Nor are boreal seed-eaters tethered to any particular breeding places. "How far irruptive species move northward in spring also depends on how much food they meet on the way," says Newton. The common redpoll, like white-winged and red crossbills and the pine grosbeak, breeds to the edge of the tundra in North America, Europe and Asia. Over 19 summers, the density of nesting redpolls in one birch forest in Swedish Lapland ranged between 2 and 90 pairs per square kilometer. In another study, fewer than 1 percent of banded redpolls returned to their breeding area on an Alaska river delta.

The black-capped chickadee is another story. Chickadees are year-round insectivores. In summer they feast on caterpillars, in winter they scour the bark of trees for eggs and pupae. Nevertheless, half their winter diet consists of seeds of hemlocks' and other conifers, augmented by such gourmet delights as poison-ivy berries and suet from carcasses of starved deer.

"Chickadees don't put on fat reserves like the finches," says Susan Smith, professor of biology at Mount Holyoke College in Massachusetts. "The advantage is that they are more mobile in case of a predator attack." Chickadees conserve energy in severe cold by lowering body temperature at night and entering regulated hypothermia. This reduces the amount of calories, and therefore the amount of food, that they need to maintain body temperature. They also store food, which they may relocate and use as much as a month later.

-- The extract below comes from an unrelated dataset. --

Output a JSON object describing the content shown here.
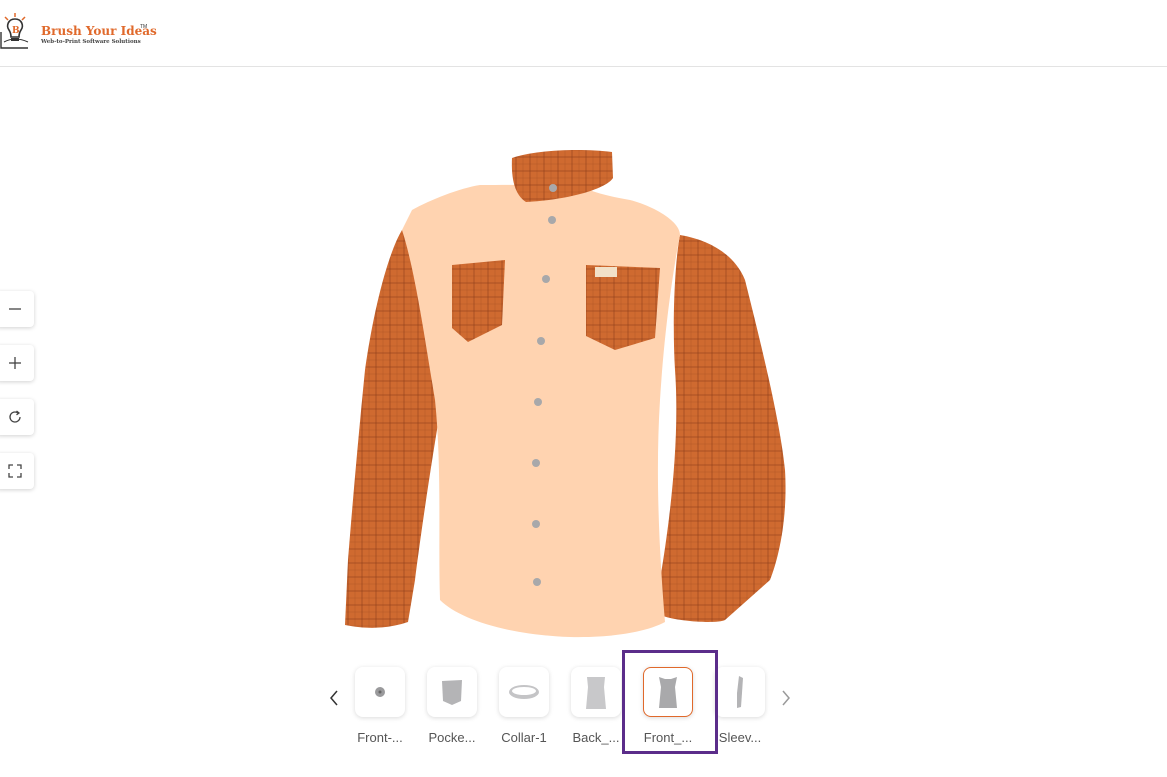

Chickadee eruptions are triggered by cone-crop crashes and by habitat destruction from clearcutting of Canadian forests, Smith asserts, but close to 100 percent of the travelers are juvenile birds. "The oldest and highest ranked chickadees stay behind if there is any habitat left," she says. The young chickadees that move south in autumn, however, never make it back home. "They try to pair up and settle down where they spent the winter," she says, "but unless there has been some disaster that killed a lot of local birds, there is no room for them. They wander in a vague northeast direction well past the time when local chickadees are breeding, and most of the poor things will perish."

Are all invasions fatal events? "Mortality probably is very high," writes Carl Bock. He analyzed 10 years of data from National Audubon Society's Christmas Bird Count and found a general but not total synchrony of irruptions among the eight boreal seed-eaters as well as a biennial pattern to their southward flights. "There would be an evolutionary advantage to synchronous seed-crop sizes within and between tree species, since this could reduce population levels of seed predators, including birds," Bock suggested.

Ian Newton demurs. "It's an interesting idea, and one that is almost impossible to disprove. We really don't know if heavy mortality occurs during irruptions. It would depend on whether the birds hit areas with good or poor food supplies."

The complexity of factors leading to irruptions leaves many questions unanswered, but one thing is certain: the pleasure that birders get from unexpected northern visitors. Pine grosbeaks - plump, rosy and astonishingly tame finches - are among our rarest winter visitors, but I found them last January plucking berries from a neighbor's crabapple trees, removing the seeds like skilled surgeons and discarding the pulp. It was the coldest day of a terrible winter, and I remembered what Thoreau had written about pine grosbeaks: "There is in them a warmth akin to the warmth that melts the icicle."

The hermit of Concord knew his irruptions.

Les Line, former editor of Audubon magazine, keeps a supply of special bird seed in the hope that winter redpolls will invade his New York backyard.
COPYRIGHT 1995 National Wildlife Federation
No portion of this article can be reproduced without the express written permission from the copyright holder.
Copyright 1995 Gale, Cengage Learning. All rights reserved.

Article Details
Printer friendly Cite/link Email Feedback
Title Annotation:migration of birds
Author:Line, Les
Publication:National Wildlife
Article Type:Cover Story
Date:Feb 1, 1995
Previous Article:From war games to wildlife gains.
Next Article:25 messages from wildlife.

Terms of use | Privacy policy | Copyright © 2021 Farlex, Inc. | Feedback | For webmasters